It is important to have a thorough understanding of asbestos exposure and your legal rights under the law - and choose a mesothelioma lawyer who has knowledge and experience dealing with work-related injury issues.
A Brief History of Asbestos
The use of asbestos predates the Industrial Age. The ancient Egyptians incorporated asbestos fibers into the funeral shrouds in which they entombed their deceased pharaohs. In the Hellenic world of the Roman Empire, asbestos was used in the creation of "everlasting wicks" used in oil burning.
Although it was extremely rare, people who worked with this amazing, flexible "serpentine" stone were periodically known to suffer from what was then called the "Crab Sickness." Hippocrates, the founder of Western medicine, was the first to identify such tumors. Because the swollen blood vessels around such tumors somewhat resembled the front claws of crabs, he called them karkinos, the Greek word for "crab" - from which comes the term carcinogen.
The toxicity of asbestos was becoming apparent to the general public by the 1960's, although scientists had actually been issuing warnings about its hazards in scholarly journals dating back to the late 1930s (it is estimated that asbestos exposure in the shipyards during World War II ultimately resulted in nearly as many deaths by Navy veterans as combat injuries). Nonetheless, in the name of maintaining profits and externalizing costs, some large corporations withheld this information from the public.
Ultimately, this information could not be concealed. Because of the determination of a small number of attorneys, these corporations finally started to be held accountable when the first asbestos-related lawsuit was filed in 1966 (Tomplait v. Johns-Manville, et. al.).
Your Rights Under Current Law
When you file a lawsuit against an asbestos manufacturer, it will be one of two types, depending on whether you are filing the suit as the victim, or a family member suing on behalf of someone who has died from an asbestos-related condition.
Living victims file a personal injury claim. The damages that you may receive under such a claim may include compensation for medical costs, loss of income, and pain and suffering. In addition, a judge or jury may add punitive damages above that (although some corporate lobbyists in Washington D.C. have been writing legislation which would place more and more restrictions on punitive damages).
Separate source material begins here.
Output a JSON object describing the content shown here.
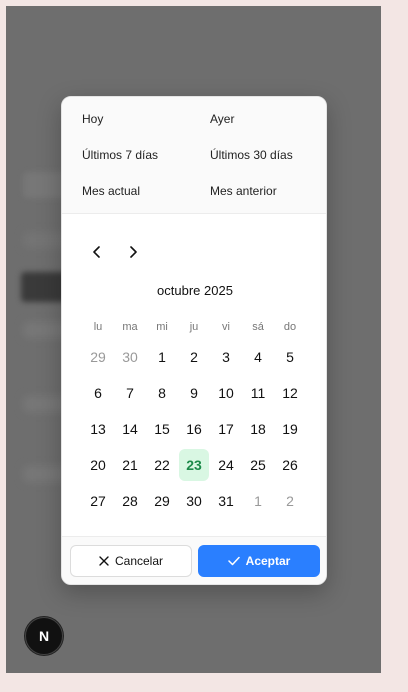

Family members of the decedent (sometimes known as survivors) may be able to file a wrongful death suit. Although laws and procedures differ from that of a personal injury claim, the plaintiffs are seeking the same remedy.
Something you may hear about is the statute of limitations. This is the period of time within which you must file your claim, or lawsuit; otherwise, your right to sue is forfeit. Even if that time has expired, you may still be able to make claims against trusts that have been established to compensate victims of asbestos. In the case of malignant mesothelioma or asbestosis, this period varies considerably from one state to the next. It's best not to wait before taking legal action; file your complaint as soon as possible after your diagnosis has been confirmed.
Keep in mind that symptoms of mesothelioma can take years and even decades to appear. Many shipyard workers employed during the Second World War were not diagnosed with asbestos cancer until the 1980s.
You and your attorney will need to gather a great deal of information, part of which establishes the manufacturer of the asbestos and whether or not your former employer was aware of the dangers involved. You and your attorney have the legal right to request, receive and examine this evidence.
Rights vary from state to state. Your damages may include - but may not be limited to - compensation for medical bills, related expenses such as travel, loss of income, and legal expenses. The last issue is important, although if your attorney takes your case on contingency, i.e., on a percentage basis, s/he may take this into consideration when calculating the amount of damages.
Finally, if you are among the fortunate people who have not yet, to the best of their knowledge, been exposed to harmful concentrations of asbestos, understand that that workers have the right to a reasonably safe workplace as well as protective equipment and proper training in handling such materials when necessary. If you are planning to purchase an older or vintage home, you also may have the right to have the home inspected for asbestos, and negotiate with the seller to remove the asbestos before finalizing the sale.